* Exercise objective:
The records below need retyping in full; give them again exactly.

* Stored data:
* * * * *

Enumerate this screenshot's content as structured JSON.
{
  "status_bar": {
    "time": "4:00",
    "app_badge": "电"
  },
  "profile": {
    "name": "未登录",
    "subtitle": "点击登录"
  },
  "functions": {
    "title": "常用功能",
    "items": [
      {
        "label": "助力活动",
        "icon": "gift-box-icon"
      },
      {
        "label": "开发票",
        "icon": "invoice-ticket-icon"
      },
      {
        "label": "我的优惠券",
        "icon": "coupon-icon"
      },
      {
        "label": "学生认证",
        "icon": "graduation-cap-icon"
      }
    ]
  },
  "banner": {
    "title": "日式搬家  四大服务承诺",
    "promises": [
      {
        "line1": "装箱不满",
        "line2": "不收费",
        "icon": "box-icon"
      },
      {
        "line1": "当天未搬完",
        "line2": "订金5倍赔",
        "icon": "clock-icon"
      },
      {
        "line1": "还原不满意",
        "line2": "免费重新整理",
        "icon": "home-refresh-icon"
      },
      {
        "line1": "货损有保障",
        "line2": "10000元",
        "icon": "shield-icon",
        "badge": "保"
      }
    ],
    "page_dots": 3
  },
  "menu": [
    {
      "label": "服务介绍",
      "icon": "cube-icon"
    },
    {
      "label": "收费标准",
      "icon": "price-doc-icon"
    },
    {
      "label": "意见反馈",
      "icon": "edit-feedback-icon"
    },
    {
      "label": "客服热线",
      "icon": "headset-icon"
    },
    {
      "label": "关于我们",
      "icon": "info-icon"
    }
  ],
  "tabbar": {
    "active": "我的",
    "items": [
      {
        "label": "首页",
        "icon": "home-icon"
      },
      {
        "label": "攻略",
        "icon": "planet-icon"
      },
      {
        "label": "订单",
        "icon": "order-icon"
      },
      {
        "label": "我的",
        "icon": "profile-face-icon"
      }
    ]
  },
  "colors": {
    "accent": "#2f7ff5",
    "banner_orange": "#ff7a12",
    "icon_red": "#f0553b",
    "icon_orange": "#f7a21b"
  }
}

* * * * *

* Task response:
Enumerate this screenshot's content as structured JSON.
{
  "status_bar": {
    "time": "4:00",
    "app_badge": "电"
  },
  "profile": {
    "name": "未登录",
    "subtitle": "点击登录"
  },
  "functions": {
    "title": "常用功能",
    "items": [
      {
        "label": "助力活动",
        "icon": "gift-box-icon"
      },
      {
        "label": "开发票",
        "icon": "invoice-ticket-icon"
      },
      {
        "label": "我的优惠券",
        "icon": "coupon-icon"
      },
      {
        "label": "学生认证",
        "icon": "graduation-cap-icon"
      }
    ]
  },
  "banner": {
    "title": "日式搬家  四大服务承诺",
    "promises": [
      {
        "line1": "装箱不满",
        "line2": "不收费",
        "icon": "box-icon"
      },
      {
        "line1": "当天未搬完",
        "line2": "订金5倍赔",
        "icon": "clock-icon"
      },
      {
        "line1": "还原不满意",
        "line2": "免费重新整理",
        "icon": "home-refresh-icon"
      },
      {
        "line1": "货损有保障",
        "line2": "10000元",
        "icon": "shield-icon",
        "badge": "保"
      }
    ],
    "page_dots": 3
  },
  "menu": [
    {
      "label": "服务介绍",
      "icon": "cube-icon"
    },
    {
      "label": "收费标准",
      "icon": "price-doc-icon"
    },
    {
      "label": "意见反馈",
      "icon": "edit-feedback-icon"
    },
    {
      "label": "客服热线",
      "icon": "headset-icon"
    },
    {
      "label": "关于我们",
      "icon": "info-icon"
    }
  ],
  "tabbar": {
    "active": "我的",
    "items": [
      {
        "label": "首页",
        "icon": "home-icon"
      },
      {
        "label": "攻略",
        "icon": "planet-icon"
      },
      {
        "label": "订单",
        "icon": "order-icon"
      },
      {
        "label": "我的",
        "icon": "profile-face-icon"
      }
    ]
  },
  "colors": {
    "accent": "#2f7ff5",
    "banner_orange": "#ff7a12",
    "icon_red": "#f0553b",
    "icon_orange": "#f7a21b"
  }
}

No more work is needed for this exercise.